Adapting the GAD-7 and PHQ-9 clinical measures for people with learning disabilities. / Breen, Jennifer.

2017. 215 p.

Research output: ThesisDoctoral Thesis

Unpublished

Documents

Abstract
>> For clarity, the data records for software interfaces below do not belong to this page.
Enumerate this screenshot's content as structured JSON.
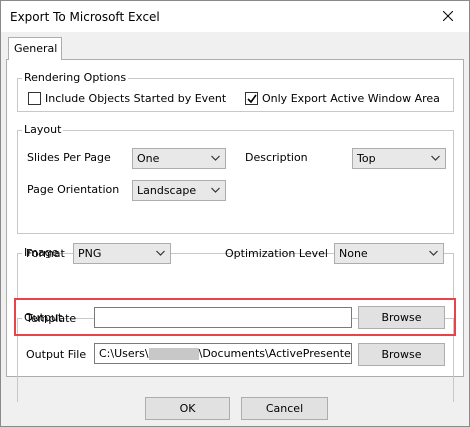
{
  "window": {
    "title": "Export To Microsoft Excel"
  },
  "tabs": [
    {
      "label": "General"
    }
  ],
  "rendering": {
    "title": "Rendering Options",
    "include_objects": {
      "label": "Include Objects Started by Event",
      "checked": false
    },
    "only_active_window": {
      "label": "Only Export Active Window Area",
      "checked": true
    }
  },
  "layout": {
    "title": "Layout",
    "slides_per_page": {
      "label": "Slides Per Page",
      "value": "One"
    },
    "description": {
      "label": "Description",
      "value": "Top"
    },
    "page_orientation": {
      "label": "Page Orientation",
      "value": "Landscape"
    }
  },
  "image": {
    "title": "Image",
    "format": {
      "label": "Format",
      "value": "PNG"
    },
    "optimization": {
      "label": "Optimization Level",
      "value": "None"
    }
  },
  "output": {
    "title": "Output",
    "template": {
      "label": "Template",
      "value": "",
      "browse_label": "Browse"
    },
    "output_file": {
      "label": "Output File",
      "prefix": "C:\\Users\\",
      "suffix": "\\Documents\\ActivePresenter",
      "browse_label": "Browse"
    }
  },
  "footer": {
    "ok_label": "OK",
    "cancel_label": "Cancel"
  },
  "colors": {
    "highlight": "#e8424a"
  }
}
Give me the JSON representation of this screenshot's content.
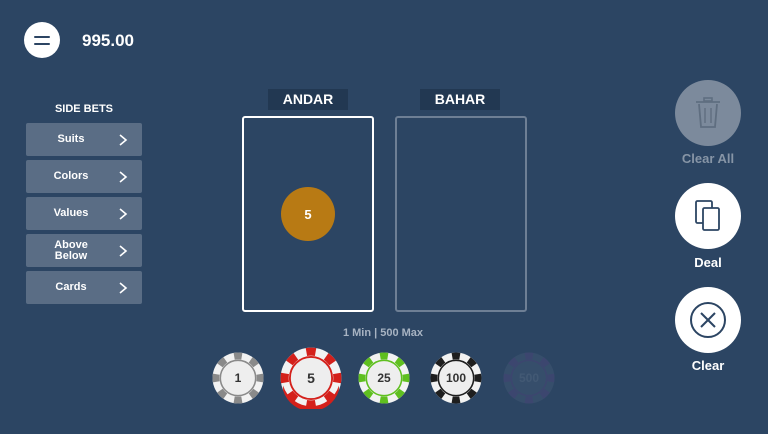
{
  "header": {
    "menu_icon": "hamburger-icon",
    "balance": "995.00"
  },
  "side_bets": {
    "title": "SIDE BETS",
    "items": [
      {
        "label": "Suits"
      },
      {
        "label": "Colors"
      },
      {
        "label": "Values"
      },
      {
        "label": "Above\nBelow"
      },
      {
        "label": "Cards"
      }
    ],
    "chevron_icon": "chevron-right-icon"
  },
  "table": {
    "andar_label": "ANDAR",
    "bahar_label": "BAHAR",
    "andar_bet": "5",
    "limits": "1 Min | 500 Max"
  },
  "chips": [
    {
      "value": "1",
      "color": "#8a8a8a",
      "face": "#eeeeee",
      "text": "#333333",
      "selected": false,
      "enabled": true
    },
    {
      "value": "5",
      "color": "#d4201b",
      "face": "#eeeeee",
      "text": "#333333",
      "selected": true,
      "enabled": true
    },
    {
      "value": "25",
      "color": "#5fbf1f",
      "face": "#eeeeee",
      "text": "#333333",
      "selected": false,
      "enabled": true
    },
    {
      "value": "100",
      "color": "#1e1e1e",
      "face": "#eeeeee",
      "text": "#333333",
      "selected": false,
      "enabled": true
    },
    {
      "value": "500",
      "color": "#5b4a86",
      "face": "#4a5f7a",
      "text": "#6d7f95",
      "selected": false,
      "enabled": false
    }
  ],
  "actions": {
    "clear_all": {
      "label": "Clear All",
      "icon": "trash-icon",
      "enabled": false
    },
    "deal": {
      "label": "Deal",
      "icon": "cards-icon",
      "enabled": true
    },
    "clear": {
      "label": "Clear",
      "icon": "close-circle-icon",
      "enabled": true
    }
  },
  "colors": {
    "background": "#2c4563",
    "tab_background": "#223852",
    "side_bet_button": "#5a6d85",
    "placed_chip": "#b87a14"
  }
}
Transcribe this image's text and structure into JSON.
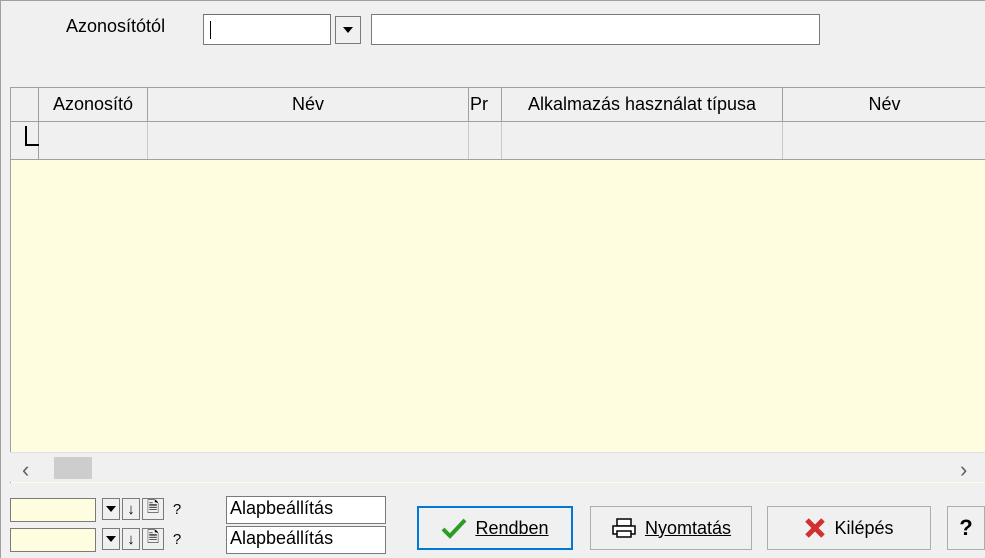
{
  "filter": {
    "label": "Azonosítótól",
    "combo_value": "",
    "text_value": ""
  },
  "grid": {
    "columns": [
      "Azonosító",
      "Név",
      "Pr",
      "Alkalmazás használat típusa",
      "Név"
    ],
    "rows": [
      [
        "",
        "",
        "",
        "",
        ""
      ]
    ]
  },
  "settings": [
    {
      "label": "Alapbeállítás"
    },
    {
      "label": "Alapbeállítás"
    }
  ],
  "buttons": {
    "ok_label": "Rendben",
    "print_label": "Nyomtatás",
    "exit_label": "Kilépés",
    "help_label": "?"
  },
  "colors": {
    "grid_background": "#fffde0",
    "ok_icon": "#2a9d24",
    "exit_icon": "#d32f2f",
    "accent": "#0078d7"
  }
}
People with intellectual disability continue to face barriers to accessing psychological support, due to a lack of ‘reasonable adjustments’ (NDTi, 2012). An issue to accessing IAPT has been that the standard clinical questionnaires used to measure recovery from depression (PHQ-9) and anxiety (GAD-7), can be difficult to use for many people with intellectual disabilities. Stage 1 of this research used a cognitive interviewing approach to investigate whether adaptations to the GAD-7 and the PHQ-9 help to make these measures more appropriate for use with adults with intellectual disabilities. Two rounds of such interviewing were completed with participants to evaluate the suggested modifications and develop final adapted versions of these measures. Stage 2 of the research investigated the initial psychometric properties of the adapted measures predominantly via investigations of validity and reliability, and comparisons to established measures in the intellectual disability population. Participants in Stage 1 suggested further adaptations to increase accessibility and indicated that the adapted measures are appropriate for use with adults with intellectual disability. Stage 2 demonstrated support for the adapted measures as helpful for assessing symptoms related to depression and anxiety in this population; the adapted PHQ-9 correlated with the established self-report GDS-LD (r = 0.80), had good internal consistency ( = 0.85) and the adapted GAD-7 correlated with the established self-report GAS-ID (r = 0.66) and had good internal consistency ( = 0.91). Thus, the current research project provides support that the adapted versions of the PHQ-9 and GAD-7 could be used in IAPT services to facilitate access for adults with intellectual disabilities as part of a set of reasonable adjustments.
Original languageEnglish
QualificationPh.D.
Awarding Institution
Supervisors/Advisors
  • Theodore, Kate, Supervisor, External person
Award date1 Nov 2017
Publication statusUnpublished - 2017
This open access research output is licenced under a Creative Commons Attribution-NonCommercial-NoDerivs 3.0 Unported License.

ID: 28723339